The 10 principles that summarize the public value of marriage and why society should endorse and support the institution:
- Marriage is a personal union, intended for the whole of life, of husband and wife.
- Marriage is a profound human good, elevating and perfecting our social and sexual nature.
- Ordinarily, both men and women who marry are better off as a result.
- Marriage protects and promotes the wellbeing of children.
- Marriage sustains civil society and promotes the common good.
- Marriage is a wealth-creating institution, increasing human and social capital.
- When marriage weakens, the equality gap widens, as children suffer from the disadvantages of growing up in homes without committed mothers and fathers.
- A functioning marriage culture serves to protect political liberty and foster limited government.
- The laws that govern marriage matter significantly.
- "Civil marriage" and "religious marriage" cannot be rigidly or completely divorced from one another.
Hadley Arkes, a political scientist at Amherst, writes:
"There is finally no getting around the fact that marriage cannot be detached from what we might call the "natural teleology of the body": namely, the inescapable fact that only two people, not three, only a man and a woman, can beget a child. The hard, obdurate fact here is that if marriage is detached from this natural teleology of the body, it loses the defining features, in principle, that cabin its meaning and establish its coherence. Homosexual families" cannot produce 'gay children.' Children must come into being through the only kind of family that nature knows.

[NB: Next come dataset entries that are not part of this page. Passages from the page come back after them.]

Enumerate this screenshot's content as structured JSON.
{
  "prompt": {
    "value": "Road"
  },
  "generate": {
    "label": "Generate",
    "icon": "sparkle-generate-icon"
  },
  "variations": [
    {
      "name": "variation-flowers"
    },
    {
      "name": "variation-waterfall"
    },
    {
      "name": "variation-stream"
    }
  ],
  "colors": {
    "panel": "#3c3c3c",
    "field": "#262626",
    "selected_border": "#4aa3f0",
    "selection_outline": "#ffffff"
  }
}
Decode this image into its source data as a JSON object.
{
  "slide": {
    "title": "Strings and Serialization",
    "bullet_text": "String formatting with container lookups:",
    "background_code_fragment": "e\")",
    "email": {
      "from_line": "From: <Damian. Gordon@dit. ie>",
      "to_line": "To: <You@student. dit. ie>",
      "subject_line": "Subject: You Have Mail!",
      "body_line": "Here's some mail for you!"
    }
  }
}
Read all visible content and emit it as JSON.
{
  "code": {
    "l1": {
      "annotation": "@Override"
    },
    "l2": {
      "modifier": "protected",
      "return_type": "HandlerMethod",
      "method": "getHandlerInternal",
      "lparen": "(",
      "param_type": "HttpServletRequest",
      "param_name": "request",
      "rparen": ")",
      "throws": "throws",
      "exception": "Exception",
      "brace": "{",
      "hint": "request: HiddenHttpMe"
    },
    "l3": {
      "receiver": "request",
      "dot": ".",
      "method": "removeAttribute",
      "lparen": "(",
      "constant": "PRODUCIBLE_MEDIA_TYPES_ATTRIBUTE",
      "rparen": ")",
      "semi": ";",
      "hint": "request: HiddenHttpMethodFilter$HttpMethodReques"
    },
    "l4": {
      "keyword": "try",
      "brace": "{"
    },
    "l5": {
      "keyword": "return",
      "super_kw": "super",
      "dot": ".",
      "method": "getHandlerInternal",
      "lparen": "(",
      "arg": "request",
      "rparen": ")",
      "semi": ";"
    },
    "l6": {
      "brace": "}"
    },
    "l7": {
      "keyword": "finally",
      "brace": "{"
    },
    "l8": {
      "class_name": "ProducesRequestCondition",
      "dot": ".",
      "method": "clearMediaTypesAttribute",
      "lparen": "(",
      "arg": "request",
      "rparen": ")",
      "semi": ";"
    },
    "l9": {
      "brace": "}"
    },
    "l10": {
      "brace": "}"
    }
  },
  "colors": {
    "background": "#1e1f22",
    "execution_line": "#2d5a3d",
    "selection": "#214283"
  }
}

"There is indeed, in the strictest sense, one meaning of sexuality, and when I say that it is the plainest meaning, I would simply say with John Paul II, that it is the meaning 'imprinted in nature,' in the very presence of gender. A 'natural teleology' is at work there -- that something in the nature of sex, in the strictest sense, must be at the core of marriage, or the understandings that have sprung up around marriage, and that these understandings are likely to be largely the same in all places, quite regardless of the local culture, because the intrinsic meaning of sex -- and the moral understandings surrounding sex -- are likely to be in all places the same.
"Why that point should be so obscure to us today is indeed one of the mysteries of our age, or it is a measure of how the inventiveness of political argument may obscure the plainest facts of our nature."
Marital sexuality has reproduction as its true end. Other sexual acts are a mockery of this—mere genital stimulation.
A debt is acknowledged to a speech by Robert George in New York at a Socrates in the City event, from which I took notes.